How to clean dandelions
Treat dandelions like any other fresh produce and give them a good rinse with cold water before using. Wash greens in a colander.
- Flowers: Rinse the dandelion flowers in cold water to remove any insects. Soaking them in a bowl filled with water results in soggy and wilted looking flowers (as I’ve sadly learned from experience).
- Leaves: Place in a colander and rinse just as any other leafy green.
- Roots: Use a vegetable or potato brush to gently scrub off dirt.
How to make dandelion greens taste better
The one thing about eating dandelions that people often complain about is the sometimes bitter taste of the leaves.

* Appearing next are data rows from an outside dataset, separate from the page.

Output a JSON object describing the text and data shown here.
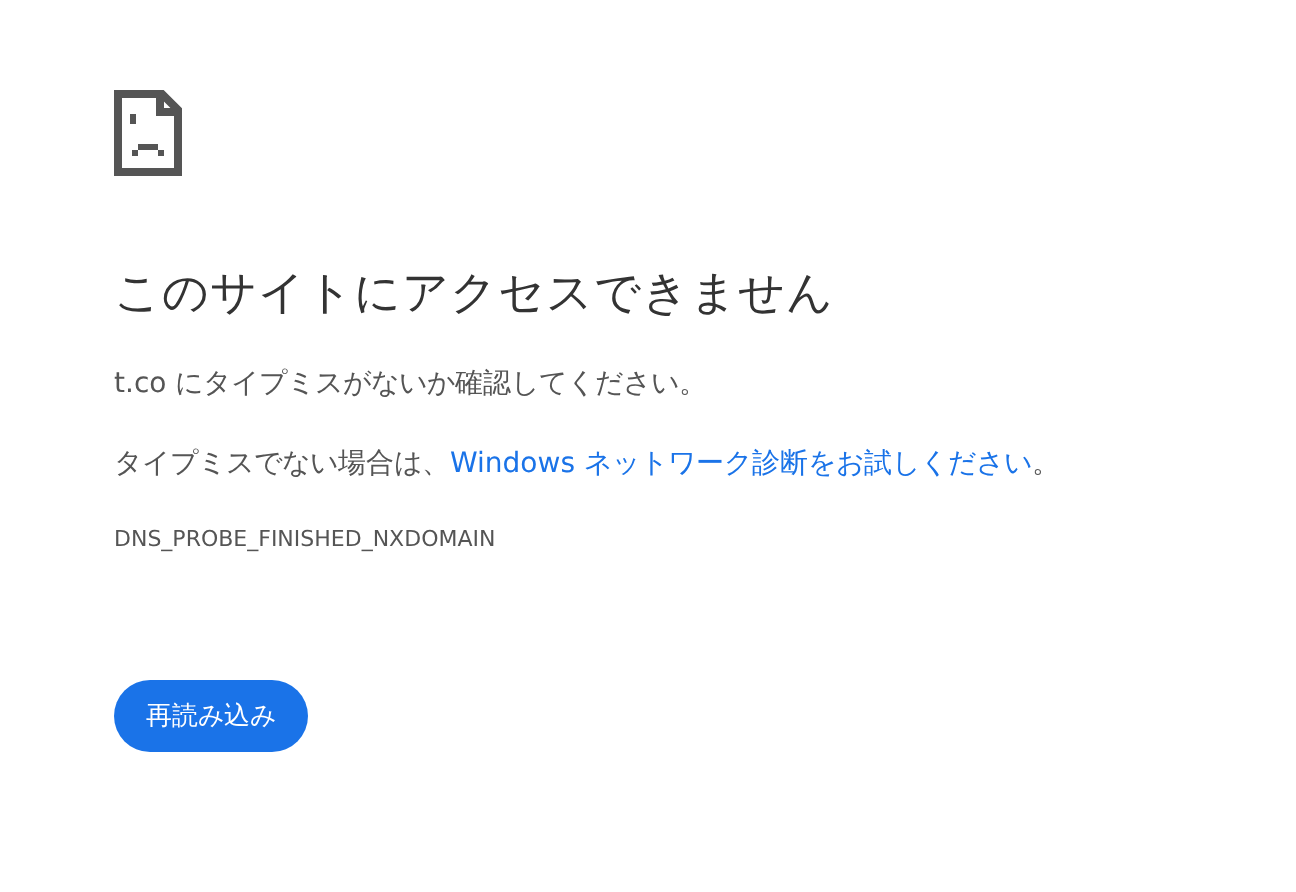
{
  "title": "このサイトにアクセスできません",
  "message": "t.co にタイプミスがないか確認してください。",
  "suggestion": {
    "prefix": "タイプミスでない場合は、",
    "link": "Windows ネットワーク診断をお試しください",
    "suffix": "。"
  },
  "error_code": "DNS_PROBE_FINISHED_NXDOMAIN",
  "buttons": [
    "再読み込み"
  ]
}
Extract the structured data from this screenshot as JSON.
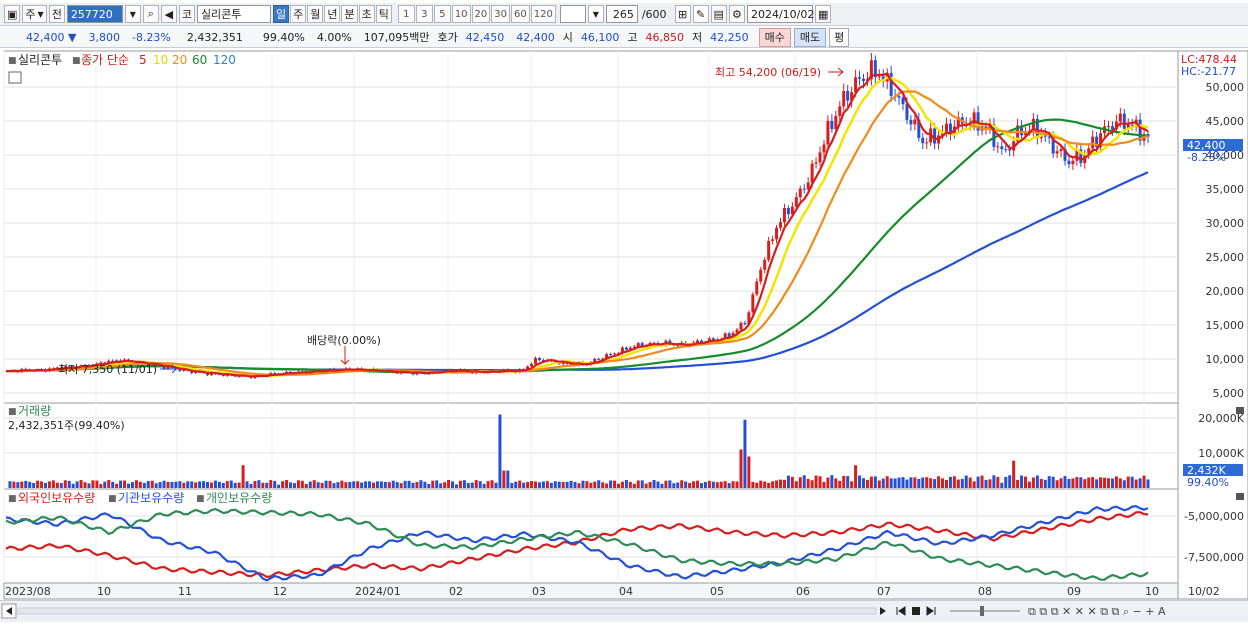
{
  "toolbar": {
    "market": "주",
    "prev": "전",
    "code": "257720",
    "type_label": "코",
    "stock_name": "실리콘투",
    "periods": [
      "일",
      "주",
      "월",
      "년",
      "분",
      "초",
      "틱"
    ],
    "selected_period": "일",
    "intervals": [
      "1",
      "3",
      "5",
      "10",
      "20",
      "30",
      "60",
      "120"
    ],
    "count": "265",
    "count_max": "/600",
    "date": "2024/10/02"
  },
  "quote": {
    "price": "42,400",
    "arrow": "▼",
    "change": "3,800",
    "change_pct": "-8.23%",
    "volume": "2,432,351",
    "volume_ratio": "99.40%",
    "turnover_pct": "4.00%",
    "trade_value": "107,095백만",
    "ask_label": "호가",
    "ask": "42,450",
    "bid": "42,400",
    "open_label": "시",
    "open": "46,100",
    "high_label": "고",
    "high": "46,850",
    "low_label": "저",
    "low": "42,250",
    "buy_label": "매수",
    "sell_label": "매도",
    "eval_label": "평"
  },
  "legend": {
    "stock": "실리콘투",
    "series_title": "종가 단순",
    "ma": [
      {
        "period": "5",
        "color": "#d71e1e"
      },
      {
        "period": "10",
        "color": "#f2e500"
      },
      {
        "period": "20",
        "color": "#f08a1a"
      },
      {
        "period": "60",
        "color": "#168c2a"
      },
      {
        "period": "120",
        "color": "#2450d6"
      }
    ],
    "lc": "LC:478.44",
    "hc": "HC:-21.77",
    "price_tag": "42,400",
    "pct_tag": "-8.23%"
  },
  "annotations": {
    "high": "최고 54,200 (06/19)",
    "low": "최저 7,350 (11/01)",
    "dividend": "배당락(0.00%)"
  },
  "volume_panel": {
    "title": "거래량",
    "value": "2,432,351주(99.40%)",
    "tag": "2,432K",
    "tag_pct": "99.40%"
  },
  "holdings_panel": {
    "series": [
      {
        "name": "외국인보유수량",
        "color": "#d71e1e"
      },
      {
        "name": "기관보유수량",
        "color": "#2450d6"
      },
      {
        "name": "개인보유수량",
        "color": "#2e8b57"
      }
    ]
  },
  "chart_data": [
    {
      "type": "line",
      "title": "실리콘투 일봉 (종가 단순 이동평균 5, 10, 20, 60, 120)",
      "x_labels": [
        "2023/08",
        "10",
        "11",
        "12",
        "2024/01",
        "02",
        "03",
        "04",
        "05",
        "06",
        "07",
        "08",
        "09",
        "10",
        "10/02"
      ],
      "ylim": [
        5000,
        55000
      ],
      "y_ticks": [
        5000,
        10000,
        15000,
        20000,
        25000,
        30000,
        35000,
        40000,
        45000,
        50000
      ],
      "y_tick_labels": [
        "5,000",
        "10,000",
        "15,000",
        "20,000",
        "25,000",
        "30,000",
        "35,000",
        "40,000",
        "45,000",
        "50,000"
      ],
      "close_series": [
        {
          "month": "2023/08",
          "values": [
            8100,
            8400,
            8300,
            8600,
            8800
          ]
        },
        {
          "month": "2023/09",
          "values": [
            9000,
            9400,
            9800,
            9500,
            9200
          ]
        },
        {
          "month": "2023/10",
          "values": [
            8800,
            8300,
            8000,
            7800,
            7600
          ]
        },
        {
          "month": "2023/11",
          "values": [
            7400,
            7600,
            7900,
            8000,
            8200
          ]
        },
        {
          "month": "2023/12",
          "values": [
            8300,
            8500,
            8400,
            8300,
            8100
          ]
        },
        {
          "month": "2024/01",
          "values": [
            8000,
            7900,
            8200,
            8300,
            8100
          ]
        },
        {
          "month": "2024/02",
          "values": [
            8100,
            8300,
            8200,
            10000,
            9600
          ]
        },
        {
          "month": "2024/03",
          "values": [
            9300,
            9200,
            10200,
            11000,
            11900
          ]
        },
        {
          "month": "2024/04",
          "values": [
            12200,
            12300,
            12000,
            12500,
            12800
          ]
        },
        {
          "month": "2024/05",
          "values": [
            13500,
            15500,
            24000,
            30000,
            33000
          ]
        },
        {
          "month": "2024/06",
          "values": [
            37000,
            43000,
            48000,
            51000,
            52500
          ]
        },
        {
          "month": "2024/07",
          "values": [
            50000,
            46000,
            42000,
            43000,
            44500
          ]
        },
        {
          "month": "2024/08",
          "values": [
            45000,
            44000,
            40000,
            43500,
            44000
          ]
        },
        {
          "month": "2024/09",
          "values": [
            41500,
            39000,
            40000,
            43000,
            45000
          ]
        },
        {
          "month": "2024/10",
          "values": [
            44500,
            42400
          ]
        }
      ],
      "series": [
        {
          "name": "5",
          "color": "#d71e1e"
        },
        {
          "name": "10",
          "color": "#f2e500"
        },
        {
          "name": "20",
          "color": "#f08a1a"
        },
        {
          "name": "60",
          "color": "#168c2a"
        },
        {
          "name": "120",
          "color": "#2450d6"
        }
      ],
      "annotations": [
        {
          "text": "최고 54,200 (06/19)",
          "value": 54200
        },
        {
          "text": "최저 7,350 (11/01)",
          "value": 7350
        },
        {
          "text": "배당락(0.00%)"
        }
      ]
    },
    {
      "type": "bar",
      "title": "거래량",
      "ylim": [
        0,
        22000
      ],
      "y_ticks": [
        10000,
        20000
      ],
      "y_tick_labels": [
        "10,000K",
        "20,000K"
      ],
      "last_value": 2432,
      "peaks": [
        {
          "month": "2024/02",
          "value": 21000
        },
        {
          "month": "2024/05",
          "value": 19500
        },
        {
          "month": "2024/08",
          "value": 7800
        }
      ]
    },
    {
      "type": "line",
      "title": "보유수량",
      "ylim": [
        -9000000,
        -3500000
      ],
      "y_ticks": [
        -5000000,
        -7500000
      ],
      "y_tick_labels": [
        "-5,000,000",
        "-7,500,000"
      ],
      "series": [
        {
          "name": "외국인보유수량",
          "color": "#d71e1e"
        },
        {
          "name": "기관보유수량",
          "color": "#2450d6"
        },
        {
          "name": "개인보유수량",
          "color": "#2e8b57"
        }
      ]
    }
  ]
}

The taste of the plant is greatly affected by the growing conditions, environment, and the time of harvesting. As mentioned above, it’s best to harvest tender dandelion greens from young plants in the spring. But if you’ve happened to have a batch of bitter-tasting dandelion leaves, no worries. Here are a couple ways to improve the flavor of greens:
- Boiling: Heat a small pot of water to boiling. Let dandelion greens boil for 3 to 5 minutes, then drain. I’ve found that boiling the greens for a short period of time is enough to remove the bitterness. The boiled greens tasted similar to spinach.
- Sauteing: Heat a small amount of vegetable oil in a wok or frying pan. Cook the dandelion greens with garlic and lemon juice. This method resulted in greens similar to stir fry. I also added a splash of soy sauce.
The taste test
I tried both methods: sautéing and boiling dandelion greens. Afterwards, I served them to a panel of picky judges (my two kids and husband). The verdict: my kids seemed to like the taste of boiled dandelions better, while my husband was impartial.
The boiled dandelion greens had a really mild taste, very similar to spinach. The sautéed greens still had a hint of bitterness to them, but still pretty tasty.
I think I might have gone a bit heavy on the garlic with the sautéed version…
Easy ways to cook with dandelions
There are so many ways to use a dandelion’s flowers, leaves, and roots.
- Flowers: The slight sweetness of the flowers makes it a good choice to use for making dandelion tea, jelly, syrup, and fritters.
- Leaves: Use them raw or cooked. Raw leaves from tender young plants are great for making smoothies, juices, and chopping up to add to salads.
- Roots: Cook them or dry them. Dandelion roots can be added to soups and stews. Dried dandelion roots can also be used for brewing dandelion coffee [insert link to post about Brewing Dandelion Root Coffee].
Cooking with dandelions: a recipe roundup
Dandelion leaves, garlic, pine nuts, and grated Parmesan combine to make a delicious pesto. Spread over pizza, pasta, or other savory dishes (via David Lebovitz).
Bacon, maple syrup and eggs take the edge off of raw dandelion leaves (via Food52).
The simple goodness of dandelion blossoms shines in this jelly recipe (via Taste of Home).
Start the day with a healthy green juice with dandelion greens, green apple, celery, and cucumber (via Joe Cross).
A hearty soup featuring dandelion greens, carrots and time-saving frozen cheese tortellini (via Swirls of Flavor).
For the love of bees…
A parting note about rethinking the role of dandelions in our yards…
From weed to coveted culinary ingredient, let’s also remember that dandelions serve a vital role in the natural world as both a source of pollen and nectar for bees. So before you’re tempted to mow them down, at least let them stick around during the spring months to help out the bees.
And maybe you’ll take the first brave step towards cooking with dandelions, or at least taking a taste test to see what the fuss is all about.
👉If you like this post, see our Timeless Guide To Foraging for Wild Food.
- SELF Nutrition Data, Dandelion greens, raw Nutrition Facts & Calories, https://nutritiondata.self.com/facts/vegetables-and-vegetable-products/2441/2. Accessed June 2020.
- Monger, Karen (2015). Adventures in Edible Plant Foraging: Finding, Identifying, Harvesting, and Preparing Native and Invasive Wild Plants. Skyhorse Publishing. ISBN 978-1-63450-407-2.